For many Catholics, the sacrament of Reconciliation is a treasure – a sacrament of mercy that brings peace to the mind and the soul. But how can we go deeper into this sacrament? How can we have a “better” Confession? This is a question that Father Matthew Spencer, OSJ often receives, so recently on St. Joseph’s Workshop, he shared what he sees as the first step to a better Confession. He said:
“When people ask me how to make a better Confession, the first step, in my opinion, is to make a good Examination of Conscience. Because when you enter the confessional, that’s not when it begins. That’s when the liturgical part of it begins, but Confession itself begins much earlier than that. The whole process of the need to be forgiven begins with the prompting of the Holy Spirit leading us to repentance, leading us to turn away from our sins, and then leading us to reflect on our sins.
If you go to Confession without taking the time to do that, of course you’re going to list a couple of things and think, ‘I’m a pretty good person. I’m alright.’ And I believe that you are a good person, but that doesn’t mean that there aren’t areas where you really need God’s help, His healing, and His mercy.
It begins with a good Examination of Conscience to get to that point. And what do I mean by an Examination of Conscience? It’s a way that we reflect on our lives to help us become aware of the sins we have committed. One I printed out many years back is one by Fr. John Trigilio … it’s very similar to what we’ve used for centuries in the Church, which is using the 10 Commandments as a way to reflect.
But sometimes it’s hard if you just list the 10 Commandments. You think, ‘Well, I’ve never killed anybody. So I can just pass up that particular commandment.’ But that commandment, if you stop to think about it, could mean a lot of different things. You can reflect a lot on the different ways in which you hurt people.
I just recently had the opportunity to hear the Confessions of many priests. I regularly will hear the Confessions of priests, and to me it’s an amazing, edifying experience. Not because all of us priests are out there being super holy – all of us have our mistakes, and we’re human beings, and we sadly are falling down also. But it’s because priests have this privileged awareness of sin in their own life because they see sin in other people’s lives.
So every priest, it seems, has this deep awareness of that Examination of Conscience that is necessary. And I have to say that it’s definitely the norm, and it’s really edifying to me to have priests who are so aware of the mercy that they need, and they’re coming to that sacrament for the mercy that comes only from God.

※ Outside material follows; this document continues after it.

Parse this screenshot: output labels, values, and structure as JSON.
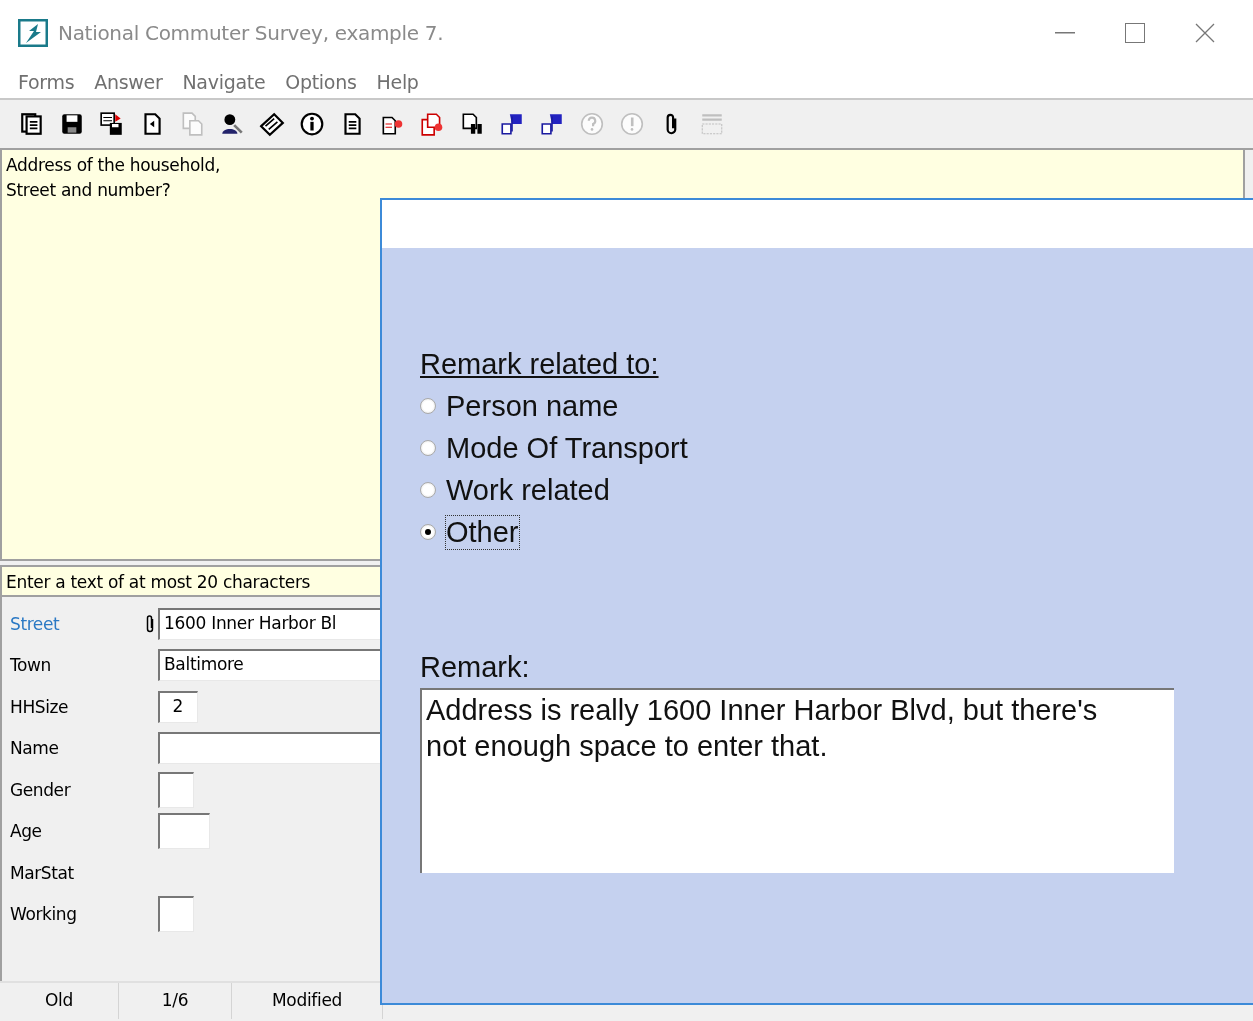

And that is inspiring to me, but makes me realize that it is a privilege that we have as priests. It’s one of the benefits of being able to have that humble service to hear people’s confessions – that it makes us aware of our own sins in our lives.
I can tell you, there have been many confessions I’ve heard and then said, ‘My goodness, I really need to learn from this person, who is so aware of their particular sins. And I need to deepen my awareness of my own sins.’ In the mind of the priest it creates this new awareness, this new realization, of how much, on the one hand, God loves us; and how much, also, we need His mercy. How much we need His assistance and His help.
So when you think back to the last time you went to Confession, maybe it’s time to also think when was the last time you did a really good Examination of Conscience. And when I say that, I mean take half an hour, even if it’s been only a few weeks. You don’t always need that much time if it’s only been a few weeks. If you get into the habit of going to Confession every few weeks, you’re more aware.
You don’t always need to take a long amount of time to examine your conscience, but take time! Dedicate time before you go to Confession to do it. And you will see an amazing flowering in your spiritual life, and in the graces that you are able to grasp and put into action in your life. Because those graces are overflowing in your life when you go to Confession. You can’t stymie the flow of God’s grace that He wants to pour out upon you. But you can decide how much of that you’re going to put into practice in your life.
When you go into Confession with a deeper awareness and appreciation and understanding of your own sinfulness, then you come out of Confession with a greater awareness of how much God loves you, how much He cares for you, how much He desires your healing and your forgiveness.”
Listen to the full segment below:
St. Joseph’s Workshop with Father Matthew Spencer airs weekdays from 9:00 – 10:00 a.m. Pacific on Immaculate Heart Radio.